**Assignment:** Your answer must match, word for word, the lines from the one holding "Output a JSON" through the final line below, with pictures excluded.

**Input for this task:**
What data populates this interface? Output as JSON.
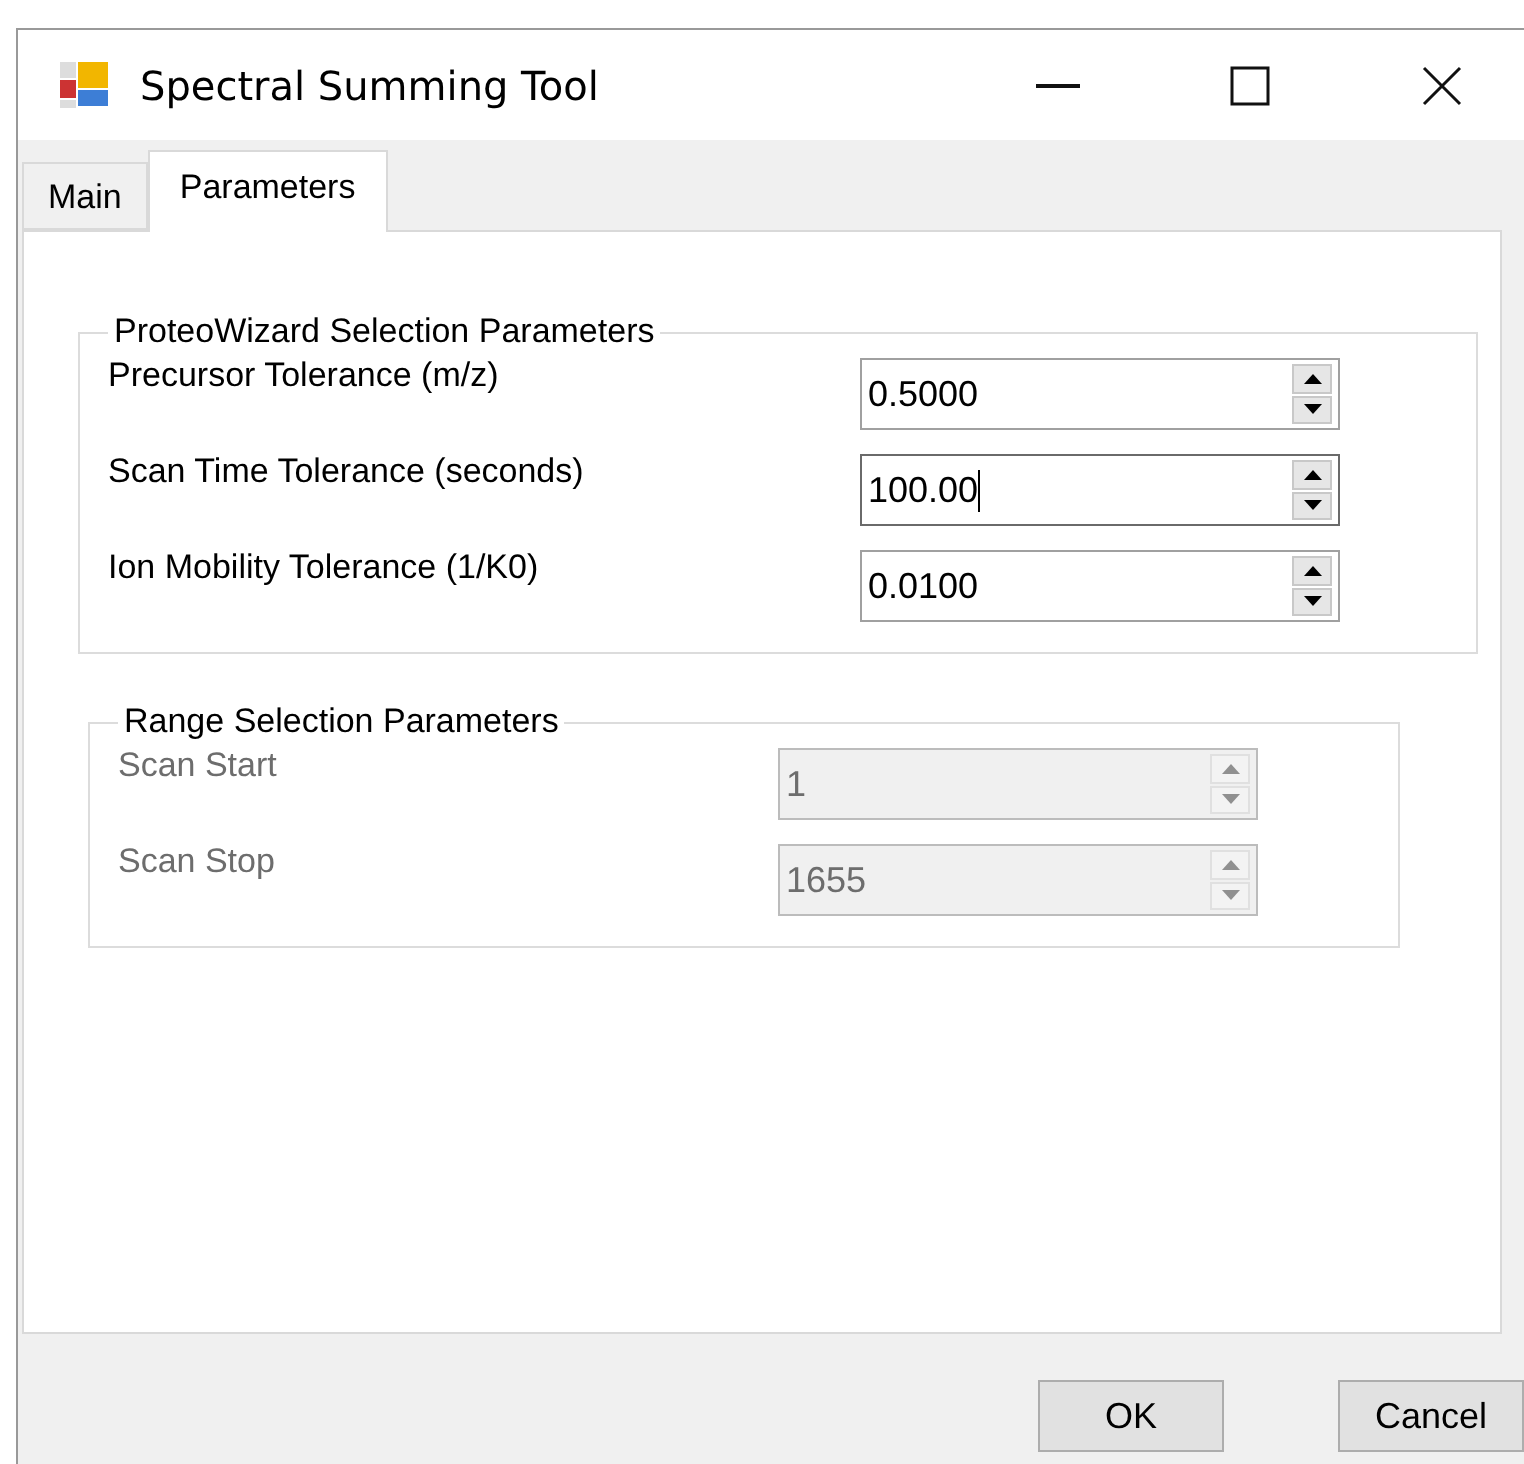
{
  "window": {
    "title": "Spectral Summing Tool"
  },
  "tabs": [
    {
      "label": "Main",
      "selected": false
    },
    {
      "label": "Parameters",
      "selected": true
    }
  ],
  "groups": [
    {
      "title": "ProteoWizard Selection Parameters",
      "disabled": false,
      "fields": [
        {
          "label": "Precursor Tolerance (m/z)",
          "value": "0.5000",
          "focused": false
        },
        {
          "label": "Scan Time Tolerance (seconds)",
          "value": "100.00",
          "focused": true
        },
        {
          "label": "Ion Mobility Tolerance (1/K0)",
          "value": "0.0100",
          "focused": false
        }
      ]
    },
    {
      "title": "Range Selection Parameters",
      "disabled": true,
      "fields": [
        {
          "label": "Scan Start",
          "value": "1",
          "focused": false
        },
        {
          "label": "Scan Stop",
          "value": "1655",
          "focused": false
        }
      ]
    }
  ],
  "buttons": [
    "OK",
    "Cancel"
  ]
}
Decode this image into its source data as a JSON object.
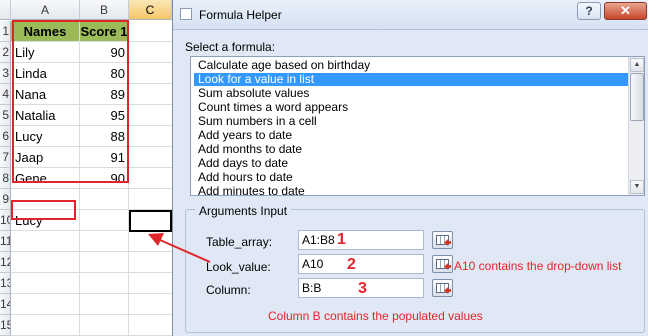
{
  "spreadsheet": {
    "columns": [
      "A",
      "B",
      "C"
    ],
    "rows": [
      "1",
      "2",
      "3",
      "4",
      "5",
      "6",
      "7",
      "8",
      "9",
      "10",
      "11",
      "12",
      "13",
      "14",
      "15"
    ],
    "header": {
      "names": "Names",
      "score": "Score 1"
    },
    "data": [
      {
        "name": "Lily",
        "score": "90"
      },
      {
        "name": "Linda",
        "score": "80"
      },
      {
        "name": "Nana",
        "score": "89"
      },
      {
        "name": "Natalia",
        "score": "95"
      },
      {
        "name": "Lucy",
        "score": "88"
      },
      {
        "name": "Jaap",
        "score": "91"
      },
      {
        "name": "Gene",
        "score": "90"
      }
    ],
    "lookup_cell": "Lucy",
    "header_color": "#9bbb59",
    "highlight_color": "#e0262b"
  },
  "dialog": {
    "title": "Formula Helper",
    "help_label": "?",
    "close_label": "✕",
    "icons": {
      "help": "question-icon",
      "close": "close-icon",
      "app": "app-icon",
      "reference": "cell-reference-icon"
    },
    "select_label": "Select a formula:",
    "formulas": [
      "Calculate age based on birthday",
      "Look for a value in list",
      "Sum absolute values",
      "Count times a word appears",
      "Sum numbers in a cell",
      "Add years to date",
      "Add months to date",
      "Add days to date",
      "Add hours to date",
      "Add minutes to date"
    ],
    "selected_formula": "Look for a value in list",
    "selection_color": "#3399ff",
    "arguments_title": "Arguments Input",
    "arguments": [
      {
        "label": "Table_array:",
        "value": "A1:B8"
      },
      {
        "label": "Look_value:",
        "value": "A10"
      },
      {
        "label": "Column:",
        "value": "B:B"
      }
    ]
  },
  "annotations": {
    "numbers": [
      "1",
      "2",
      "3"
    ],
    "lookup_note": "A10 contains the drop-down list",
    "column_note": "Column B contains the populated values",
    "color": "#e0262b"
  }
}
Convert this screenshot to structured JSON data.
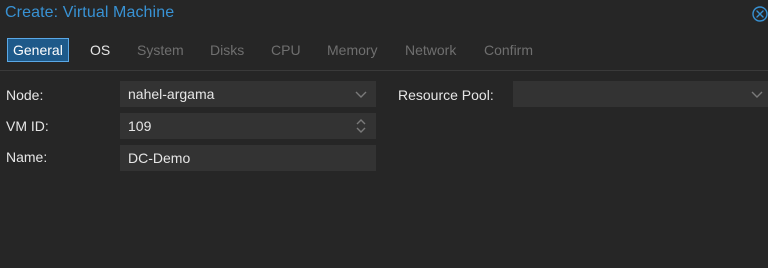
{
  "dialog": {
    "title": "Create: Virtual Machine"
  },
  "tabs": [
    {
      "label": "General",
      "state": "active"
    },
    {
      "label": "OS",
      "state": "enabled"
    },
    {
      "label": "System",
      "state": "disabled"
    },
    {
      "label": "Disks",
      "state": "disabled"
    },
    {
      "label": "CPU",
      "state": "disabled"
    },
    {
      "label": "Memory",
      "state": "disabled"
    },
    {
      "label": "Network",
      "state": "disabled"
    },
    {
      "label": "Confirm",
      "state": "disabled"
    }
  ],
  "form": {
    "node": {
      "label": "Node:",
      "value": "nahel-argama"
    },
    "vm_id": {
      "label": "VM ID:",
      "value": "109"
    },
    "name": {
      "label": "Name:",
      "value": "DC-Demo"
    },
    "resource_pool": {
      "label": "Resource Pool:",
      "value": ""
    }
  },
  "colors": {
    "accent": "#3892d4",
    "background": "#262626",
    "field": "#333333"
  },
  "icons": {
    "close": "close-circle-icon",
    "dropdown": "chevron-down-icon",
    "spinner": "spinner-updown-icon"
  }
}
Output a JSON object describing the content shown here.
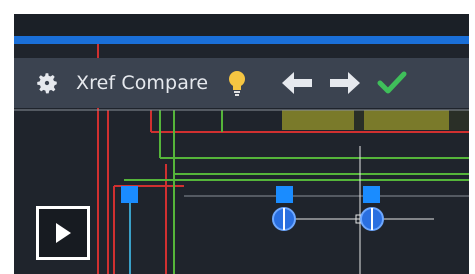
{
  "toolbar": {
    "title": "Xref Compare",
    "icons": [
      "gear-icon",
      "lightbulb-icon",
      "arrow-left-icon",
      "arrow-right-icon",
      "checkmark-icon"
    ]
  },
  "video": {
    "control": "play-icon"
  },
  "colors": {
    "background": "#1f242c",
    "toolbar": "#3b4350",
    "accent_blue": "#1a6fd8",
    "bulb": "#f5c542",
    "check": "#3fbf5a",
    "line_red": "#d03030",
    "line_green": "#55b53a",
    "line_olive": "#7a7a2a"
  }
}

**Result below:**
Output a JSON object describing the content shown here.
{
  "toolbar": {
    "title": "Xref Compare",
    "icons": [
      "gear-icon",
      "lightbulb-icon",
      "arrow-left-icon",
      "arrow-right-icon",
      "checkmark-icon"
    ]
  },
  "video": {
    "control": "play-icon"
  },
  "colors": {
    "background": "#1f242c",
    "toolbar": "#3b4350",
    "accent_blue": "#1a6fd8",
    "bulb": "#f5c542",
    "check": "#3fbf5a",
    "line_red": "#d03030",
    "line_green": "#55b53a",
    "line_olive": "#7a7a2a"
  }
}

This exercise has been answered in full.